Sharon’s story: Doing something worthwhile
3 October 2018
In 2001, Sharon developed Transverse Myelitis, a rare condition which causes inflammation of the spinal cord. By 2005, it had left her permanently paralysed below the T6 level.
Sharon, 47, spent a year in a local general hospital under mental health concerns and found the experience terrifying. She says: “While in hospital, I was so despondent and made to feel like everything that was happening was in my head. It almost felt like a relief when I was told I had a spinal cord injury.”
Things improved when she was transferred to Stoke Mandeville for her rehabilitation and this is where she first made contact with Back Up.
“When I reached the spinal centre and met Back Up, everything changed for me. I went on Back Up’s multi-activity course and, though it was a real challenge, it changed me.

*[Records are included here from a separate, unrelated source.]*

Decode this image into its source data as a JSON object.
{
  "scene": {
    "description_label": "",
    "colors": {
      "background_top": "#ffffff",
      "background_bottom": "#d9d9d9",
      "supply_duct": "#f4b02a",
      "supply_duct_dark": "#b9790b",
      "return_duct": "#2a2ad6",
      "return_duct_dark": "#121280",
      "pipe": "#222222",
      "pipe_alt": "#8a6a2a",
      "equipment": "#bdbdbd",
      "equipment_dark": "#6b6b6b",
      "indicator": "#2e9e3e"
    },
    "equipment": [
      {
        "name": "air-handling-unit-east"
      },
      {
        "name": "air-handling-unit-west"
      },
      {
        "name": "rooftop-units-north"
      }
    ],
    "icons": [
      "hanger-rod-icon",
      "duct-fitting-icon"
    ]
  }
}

”I went from feeling like life was completely over to feeling like I was starting again. My husband said that I came home from that course a completely different person.”
Sharon had often felt frightened and apprehensive of going anywhere. When she returned home from the course, she felt more confident socialising with family and friends. She decided she wanted to get out and about more and start fundraising for Back Up. She started to hold a monthly quiz, involving the local community and schools. Sharon soon got involved with a local school and it was only a matter of weeks before she was offered a job there – similar to the kind of work she had been doing before her injury.
“I was a teacher for ten years before my injury, but I never thought I would work again after my injury. This is why it’s really important for me to be involved in working with children.”
It was around this time that Sharon discovered that Back Up had an education inclusion service and they wanted input from anyone interested in being a part of it. For Sharon, getting involved felt like a good union of two major aspects of her life – spinal cord injury and teaching.
As an education advocate, Sharon supports children and young people with a spinal cord injury by going into nurseries, schools, or universities to talk about her injury. It’s a role she finds hugely rewarding.
“I supported a young girl with a spinal cord injury who excitedly told her mum about all the things that she wanted to do after watching my presentation. She hadn’t realised what was still open to her. During my talk, I spoke about all the places I’ve travelled to, the pyramids I’ve climbed, the courses I’ve been on, the fact that I still go to work, and more.
”She had resigned herself to feeling like she couldn’t do anything and I helped her see that wasn’t true.”
She notes that it’s important to let children and young people know what they can still achieve – a belief that was key for her when coming to terms with her own injury. “Feeling like I could do things again was the message Back Up gave me when I first met them during my rehabilitation. They acknowledged that something devastating had happened but took me to places and showed me what I could do – I’m passing that onto the young people I support.”
Sharon finds that one of the most rewarding things about being an education advocate is noticing the change in the student and their peers. “Children no longer ask the girl I supported unnecessary questions, and they no longer push her wheelchair when she doesn’t want them to. They don’t see her as such a different child anymore.”
Going into schools and using her experiences to help children and young people with a spinal cord injury helps give Sharon purpose and makes her feel empowered: “I enjoy supporting Back Up because they’ve made a difference to my life. I love the advocate role because I personally need to feel like I’m doing something worthwhile and helping other people.
“I used to say that I became a teacher because I hated school so much and wanted to change that negative experience for the children I taught. I guess the work I’m doing with Back Up is a continuation of that. I want other people with a spinal cord injury to know that they are still able to enjoy life and achieve.”
If you’d like to become an education advocate or use the service, please email our Education Inclusion Coordinator Jo or call her on 020 8875 1805.